I just finished reading Amitav Ghosh's book, The Hungry Tide. That was painful. It was ok. He basically lost me completely on page 282 when he wrote:
"'Marxism and poetry?' Piya said drily raising her eyebrows. 'It seems like an odd combination.'
'It was, ' Kanai agreed. 'But those contradictions were typical of his generation....'"
How can one DRILY make that comment? Only an idiot would make that comment. Not someone who is a zoologist researching dolphins in the Sundarbans with some suave know it all who is trying to seduce her while she is falling for the local fisherman who she cannot communicate with unless it is through their mutual love of the water and the creatures within except for the one paradox that tears them oceans apart....he sees the creatures as food, she as a heritage to preserve. Spoiler alert. Don't read the above if you don't want to know what happens in the book. Don't read this line either: Her fisherman lover but not consummated love dies in a cyclone where is just him and Piya and we already knew that since his dead mother told him in a dream two nights ago. He died saving her...sort of. They were knotted to a tree in his wife's sari. At least they didn't get eaten by a tiger which with the amount the damn tigers were mentioned, I would have thought that is how they would have met their end, but I think the tiger was a poor metaphor for some forest demon who makes an entry somewhere in the middle in some folk tale and I guess the tigers are supposed to just be the metaphors for bad news approaching...you lock eyes with them and you have just locked eyes with death!

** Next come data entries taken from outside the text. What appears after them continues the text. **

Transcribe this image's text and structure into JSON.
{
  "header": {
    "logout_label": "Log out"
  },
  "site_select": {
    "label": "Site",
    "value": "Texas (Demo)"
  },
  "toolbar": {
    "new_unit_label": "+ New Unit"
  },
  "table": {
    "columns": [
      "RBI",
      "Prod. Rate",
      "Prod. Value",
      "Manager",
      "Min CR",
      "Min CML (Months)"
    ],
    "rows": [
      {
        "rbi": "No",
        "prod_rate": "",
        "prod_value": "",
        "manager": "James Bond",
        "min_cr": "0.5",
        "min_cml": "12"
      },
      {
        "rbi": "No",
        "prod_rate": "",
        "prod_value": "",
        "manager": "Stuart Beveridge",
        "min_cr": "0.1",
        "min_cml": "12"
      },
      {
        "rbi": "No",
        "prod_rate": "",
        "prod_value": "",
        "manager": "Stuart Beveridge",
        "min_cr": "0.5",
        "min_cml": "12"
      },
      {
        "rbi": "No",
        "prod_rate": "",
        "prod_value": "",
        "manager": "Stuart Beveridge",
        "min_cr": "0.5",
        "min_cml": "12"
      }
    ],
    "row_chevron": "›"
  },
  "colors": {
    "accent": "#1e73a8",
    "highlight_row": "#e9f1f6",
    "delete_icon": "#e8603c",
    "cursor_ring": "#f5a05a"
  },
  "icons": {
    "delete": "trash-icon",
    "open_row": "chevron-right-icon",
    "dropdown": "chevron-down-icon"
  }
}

The whole thing was pretentious. I just suffered through the book. Learned some interesting facts but perhaps Amitav should have stuck to being the anthropologist he is.